    It will undertake investments in high-growth technology companies at various stages of development that have established business models.

    Mohamed Hassan Alsuwaidi, ADQ managing director and chief executive, said the launch of Jasoor Fund “reinforces our commitment to make investments that unlock the potential of key sectors of the economy, while creating lasting value for stakeholders”.

    Jasoor Fund is part of broader framework agreement signed between both parties in 2022, when they identified investment opportunities worth over $8bn across key sectors of Oman’s economy.

    https://image.digitalinsightresearch.in/uploads/NewsArticle/11707308/main.jpg
    Jennifer Aguinaldo
  • Contractors win Oman-Etihad Rail packages

    23 April 2024

    Register for MEED's guest programme 

    Oman-Etihad Rail Company (OERC) has announced that it has awarded contracts for three civil works packages for the railway project linking Oman and the UAE, which is now officially called Hafeet Rail.

    The estimated AED5.5bn ($1.5bn) design-and-build contract was awarded to a consortium of Abu Dhabi-based National Projects Construction (NPC), National Infrastructure Construction Company (NICC), Tristar Engineering & Construction and Oman’s Galfar Engineering & Contracting.

    NPC is the infrastructure development arm of the Abu Dhabi-based Trojan Construction Group, which is a subsidiary of local investment firm Alpha Dhabi.

    According to sources close to the project, the clients are expected to appoint an engineering design firm for the project imminently.

    NICC is the project management consultant for the Hafeet Rail scheme.

    OERC also awarded a separate contract for the rolling stock systems and integration contracts to German firm Siemens and Egyptian contractor Hassan Allam Construction.

    Several high-ranking officials from both sides attended the agreement signing ceremony.

    They included Sheikh Hamed Bin Zayed Al Nahyan, managing director of Abu Dhabi Investment Authority; Suhail Bin Mohammed Al Mazrouei, minister of energy and infrastructure; Abdul Salam Bin Mohammed Al Murshidi, chairman of the Omani Investment Authority; Qais Bin Mohammed Al Yousef, minister of commerce, industry and investment promotion; and Ahmed Bin Hilal Al Busaidi, Oman’s ambassador to the UAE.

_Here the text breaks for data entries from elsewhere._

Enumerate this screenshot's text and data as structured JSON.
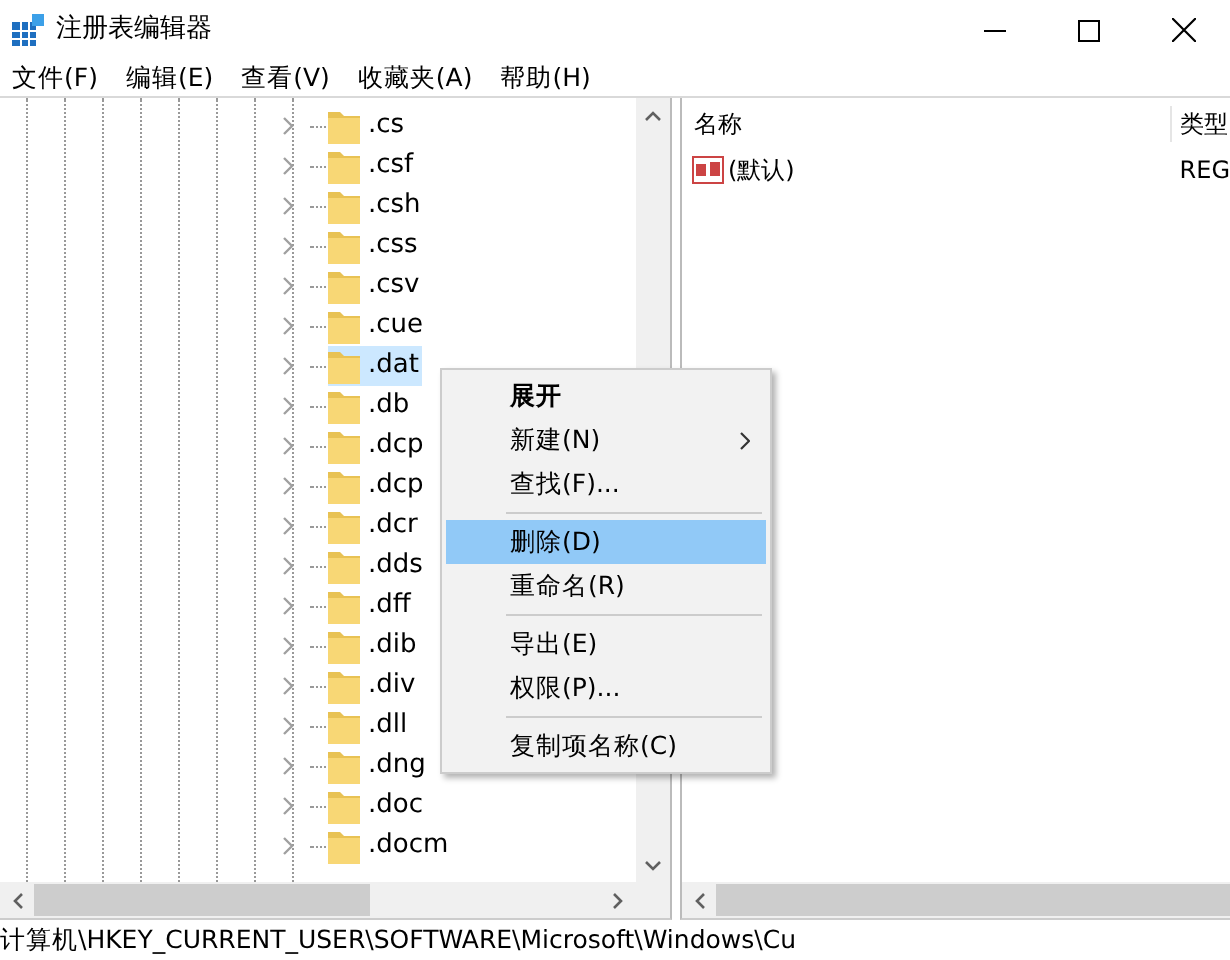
{
  "window": {
    "title": "注册表编辑器"
  },
  "menu": [
    "文件(F)",
    "编辑(E)",
    "查看(V)",
    "收藏夹(A)",
    "帮助(H)"
  ],
  "tree": {
    "items": [
      {
        "label": ".cs",
        "selected": false
      },
      {
        "label": ".csf",
        "selected": false
      },
      {
        "label": ".csh",
        "selected": false
      },
      {
        "label": ".css",
        "selected": false
      },
      {
        "label": ".csv",
        "selected": false
      },
      {
        "label": ".cue",
        "selected": false
      },
      {
        "label": ".dat",
        "selected": true
      },
      {
        "label": ".db",
        "selected": false
      },
      {
        "label": ".dcp",
        "selected": false
      },
      {
        "label": ".dcp",
        "selected": false
      },
      {
        "label": ".dcr",
        "selected": false
      },
      {
        "label": ".dds",
        "selected": false
      },
      {
        "label": ".dff",
        "selected": false
      },
      {
        "label": ".dib",
        "selected": false
      },
      {
        "label": ".div",
        "selected": false
      },
      {
        "label": ".dll",
        "selected": false
      },
      {
        "label": ".dng",
        "selected": false
      },
      {
        "label": ".doc",
        "selected": false
      },
      {
        "label": ".docm",
        "selected": false
      }
    ]
  },
  "values": {
    "columns": [
      "名称",
      "类型"
    ],
    "rows": [
      {
        "name": "(默认)",
        "type": "REG"
      }
    ]
  },
  "context_menu": [
    {
      "kind": "item",
      "label": "展开",
      "default": true,
      "submenu": false,
      "selected": false
    },
    {
      "kind": "item",
      "label": "新建(N)",
      "default": false,
      "submenu": true,
      "selected": false
    },
    {
      "kind": "item",
      "label": "查找(F)...",
      "default": false,
      "submenu": false,
      "selected": false
    },
    {
      "kind": "separator"
    },
    {
      "kind": "item",
      "label": "删除(D)",
      "default": false,
      "submenu": false,
      "selected": true
    },
    {
      "kind": "item",
      "label": "重命名(R)",
      "default": false,
      "submenu": false,
      "selected": false
    },
    {
      "kind": "separator"
    },
    {
      "kind": "item",
      "label": "导出(E)",
      "default": false,
      "submenu": false,
      "selected": false
    },
    {
      "kind": "item",
      "label": "权限(P)...",
      "default": false,
      "submenu": false,
      "selected": false
    },
    {
      "kind": "separator"
    },
    {
      "kind": "item",
      "label": "复制项名称(C)",
      "default": false,
      "submenu": false,
      "selected": false
    }
  ],
  "status_bar": "计算机\\HKEY_CURRENT_USER\\SOFTWARE\\Microsoft\\Windows\\Cu"
}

    In January, MEED reported that OERC had received bids for three civil works packages for the railway project linking the two countries.

    According to regional projects tracker MEED Projects, the firms submitted their bids on 4 December for packages A and B. The bid for package C was submitted on 11 December.

    OERC qualified companies that could bid for the three civil works packages for the railway project in August last year.

    Network development

    Oman-Etihad Rail Company was established in September 2022 to implement the railway network between the two countries.

    The project subsequently received a push after Oman-Etihad Rail Company inked a strategic agreement with Abu Dhabi-based Mubadala Investment Company to support its development.

    The UAE-Oman Rail Network is set to improve the two countries’ competitiveness in global trade and help establish their positions as logistics hubs that serve as gateways to regional markets.

    The scheme supports both countries’ sustainable development goals by improving their transport and infrastructure sectors.

    The line’s increased efficiency compared to other modes of transport is expected to reduce the overall cost of supply chains. The network will also provide trade and investment opportunities for the private sector and new job opportunities.

    Passenger trains will run up to 200 kilometres (km) an hour on the line, reducing the journey time between Sohar and Abu Dhabi to 100 minutes and between Sohar and Al Ain to 47 minutes.

    Freight trains will reach a top speed of 120km/hour.

    https://image.digitalinsightresearch.in/uploads/NewsArticle/11706161/main.gif
    Yasir Iqbal